Problem to work on – Every line of the listing is to be printed again exactly.

Entries shown –
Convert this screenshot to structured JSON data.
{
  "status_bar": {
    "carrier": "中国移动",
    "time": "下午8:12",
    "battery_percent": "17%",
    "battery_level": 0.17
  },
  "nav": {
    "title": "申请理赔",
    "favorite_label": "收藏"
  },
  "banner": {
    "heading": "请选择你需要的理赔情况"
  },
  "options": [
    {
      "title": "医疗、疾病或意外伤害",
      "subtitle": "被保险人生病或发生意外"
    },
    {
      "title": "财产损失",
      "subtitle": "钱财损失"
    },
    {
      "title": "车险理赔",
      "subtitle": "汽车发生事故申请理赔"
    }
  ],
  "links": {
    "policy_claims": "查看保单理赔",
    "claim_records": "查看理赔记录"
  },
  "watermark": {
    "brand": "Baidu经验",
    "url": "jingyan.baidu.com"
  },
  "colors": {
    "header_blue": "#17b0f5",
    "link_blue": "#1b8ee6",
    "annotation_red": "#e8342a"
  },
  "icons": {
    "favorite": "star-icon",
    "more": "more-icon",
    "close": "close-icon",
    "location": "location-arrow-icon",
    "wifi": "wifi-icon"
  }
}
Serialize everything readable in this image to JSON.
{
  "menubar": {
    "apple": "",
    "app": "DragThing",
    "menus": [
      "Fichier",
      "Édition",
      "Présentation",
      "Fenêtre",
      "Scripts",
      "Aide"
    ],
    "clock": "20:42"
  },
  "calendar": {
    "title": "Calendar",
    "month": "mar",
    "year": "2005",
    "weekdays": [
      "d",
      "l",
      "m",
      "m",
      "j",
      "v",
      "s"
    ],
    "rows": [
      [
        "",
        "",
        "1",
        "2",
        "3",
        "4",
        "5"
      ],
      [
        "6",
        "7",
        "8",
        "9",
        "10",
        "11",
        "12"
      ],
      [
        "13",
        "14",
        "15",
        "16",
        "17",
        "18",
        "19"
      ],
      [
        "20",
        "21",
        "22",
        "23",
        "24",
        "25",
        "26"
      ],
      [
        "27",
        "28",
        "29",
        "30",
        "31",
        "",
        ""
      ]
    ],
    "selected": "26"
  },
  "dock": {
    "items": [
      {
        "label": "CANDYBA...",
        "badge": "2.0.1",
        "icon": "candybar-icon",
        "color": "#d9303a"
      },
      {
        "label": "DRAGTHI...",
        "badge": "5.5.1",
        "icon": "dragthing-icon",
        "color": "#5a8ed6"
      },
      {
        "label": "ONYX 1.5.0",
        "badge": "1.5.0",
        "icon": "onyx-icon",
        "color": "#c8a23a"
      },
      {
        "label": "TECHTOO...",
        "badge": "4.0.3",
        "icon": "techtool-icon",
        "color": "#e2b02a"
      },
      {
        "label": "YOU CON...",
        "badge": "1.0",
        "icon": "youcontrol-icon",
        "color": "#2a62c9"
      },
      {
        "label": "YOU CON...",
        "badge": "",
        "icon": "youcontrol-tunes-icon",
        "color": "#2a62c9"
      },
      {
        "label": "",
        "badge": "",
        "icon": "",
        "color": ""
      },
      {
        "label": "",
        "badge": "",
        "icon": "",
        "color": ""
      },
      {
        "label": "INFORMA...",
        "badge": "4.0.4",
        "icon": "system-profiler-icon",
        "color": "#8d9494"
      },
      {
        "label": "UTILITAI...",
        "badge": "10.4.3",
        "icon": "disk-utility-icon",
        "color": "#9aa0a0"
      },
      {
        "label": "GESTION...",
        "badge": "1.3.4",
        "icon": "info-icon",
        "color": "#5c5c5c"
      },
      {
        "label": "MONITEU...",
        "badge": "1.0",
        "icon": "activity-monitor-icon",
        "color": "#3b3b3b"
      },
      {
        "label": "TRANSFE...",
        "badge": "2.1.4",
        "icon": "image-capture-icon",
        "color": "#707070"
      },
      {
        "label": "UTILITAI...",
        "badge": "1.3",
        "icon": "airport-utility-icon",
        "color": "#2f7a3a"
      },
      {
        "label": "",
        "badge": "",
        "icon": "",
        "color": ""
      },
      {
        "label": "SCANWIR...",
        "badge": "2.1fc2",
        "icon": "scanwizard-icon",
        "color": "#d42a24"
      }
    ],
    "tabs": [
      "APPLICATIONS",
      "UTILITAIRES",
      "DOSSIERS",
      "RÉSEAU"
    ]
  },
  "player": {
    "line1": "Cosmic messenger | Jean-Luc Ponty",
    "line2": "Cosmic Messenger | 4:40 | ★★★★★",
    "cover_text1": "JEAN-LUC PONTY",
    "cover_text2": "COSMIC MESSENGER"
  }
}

Task answer –
Convert this screenshot to structured JSON data.
{
  "status_bar": {
    "carrier": "中国移动",
    "time": "下午8:12",
    "battery_percent": "17%",
    "battery_level": 0.17
  },
  "nav": {
    "title": "申请理赔",
    "favorite_label": "收藏"
  },
  "banner": {
    "heading": "请选择你需要的理赔情况"
  },
  "options": [
    {
      "title": "医疗、疾病或意外伤害",
      "subtitle": "被保险人生病或发生意外"
    },
    {
      "title": "财产损失",
      "subtitle": "钱财损失"
    },
    {
      "title": "车险理赔",
      "subtitle": "汽车发生事故申请理赔"
    }
  ],
  "links": {
    "policy_claims": "查看保单理赔",
    "claim_records": "查看理赔记录"
  },
  "watermark": {
    "brand": "Baidu经验",
    "url": "jingyan.baidu.com"
  },
  "colors": {
    "header_blue": "#17b0f5",
    "link_blue": "#1b8ee6",
    "annotation_red": "#e8342a"
  },
  "icons": {
    "favorite": "star-icon",
    "more": "more-icon",
    "close": "close-icon",
    "location": "location-arrow-icon",
    "wifi": "wifi-icon"
  }
}
Serialize everything readable in this image to JSON.
{
  "menubar": {
    "apple": "",
    "app": "DragThing",
    "menus": [
      "Fichier",
      "Édition",
      "Présentation",
      "Fenêtre",
      "Scripts",
      "Aide"
    ],
    "clock": "20:42"
  },
  "calendar": {
    "title": "Calendar",
    "month": "mar",
    "year": "2005",
    "weekdays": [
      "d",
      "l",
      "m",
      "m",
      "j",
      "v",
      "s"
    ],
    "rows": [
      [
        "",
        "",
        "1",
        "2",
        "3",
        "4",
        "5"
      ],
      [
        "6",
        "7",
        "8",
        "9",
        "10",
        "11",
        "12"
      ],
      [
        "13",
        "14",
        "15",
        "16",
        "17",
        "18",
        "19"
      ],
      [
        "20",
        "21",
        "22",
        "23",
        "24",
        "25",
        "26"
      ],
      [
        "27",
        "28",
        "29",
        "30",
        "31",
        "",
        ""
      ]
    ],
    "selected": "26"
  },
  "dock": {
    "items": [
      {
        "label": "CANDYBA...",
        "badge": "2.0.1",
        "icon": "candybar-icon",
        "color": "#d9303a"
      },
      {
        "label": "DRAGTHI...",
        "badge": "5.5.1",
        "icon": "dragthing-icon",
        "color": "#5a8ed6"
      },
      {
        "label": "ONYX 1.5.0",
        "badge": "1.5.0",
        "icon": "onyx-icon",
        "color": "#c8a23a"
      },
      {
        "label": "TECHTOO...",
        "badge": "4.0.3",
        "icon": "techtool-icon",
        "color": "#e2b02a"
      },
      {
        "label": "YOU CON...",
        "badge": "1.0",
        "icon": "youcontrol-icon",
        "color": "#2a62c9"
      },
      {
        "label": "YOU CON...",
        "badge": "",
        "icon": "youcontrol-tunes-icon",
        "color": "#2a62c9"
      },
      {
        "label": "",
        "badge": "",
        "icon": "",
        "color": ""
      },
      {
        "label": "",
        "badge": "",
        "icon": "",
        "color": ""
      },
      {
        "label": "INFORMA...",
        "badge": "4.0.4",
        "icon": "system-profiler-icon",
        "color": "#8d9494"
      },
      {
        "label": "UTILITAI...",
        "badge": "10.4.3",
        "icon": "disk-utility-icon",
        "color": "#9aa0a0"
      },
      {
        "label": "GESTION...",
        "badge": "1.3.4",
        "icon": "info-icon",
        "color": "#5c5c5c"
      },
      {
        "label": "MONITEU...",
        "badge": "1.0",
        "icon": "activity-monitor-icon",
        "color": "#3b3b3b"
      },
      {
        "label": "TRANSFE...",
        "badge": "2.1.4",
        "icon": "image-capture-icon",
        "color": "#707070"
      },
      {
        "label": "UTILITAI...",
        "badge": "1.3",
        "icon": "airport-utility-icon",
        "color": "#2f7a3a"
      },
      {
        "label": "",
        "badge": "",
        "icon": "",
        "color": ""
      },
      {
        "label": "SCANWIR...",
        "badge": "2.1fc2",
        "icon": "scanwizard-icon",
        "color": "#d42a24"
      }
    ],
    "tabs": [
      "APPLICATIONS",
      "UTILITAIRES",
      "DOSSIERS",
      "RÉSEAU"
    ]
  },
  "player": {
    "line1": "Cosmic messenger | Jean-Luc Ponty",
    "line2": "Cosmic Messenger | 4:40 | ★★★★★",
    "cover_text1": "JEAN-LUC PONTY",
    "cover_text2": "COSMIC MESSENGER"
  }
}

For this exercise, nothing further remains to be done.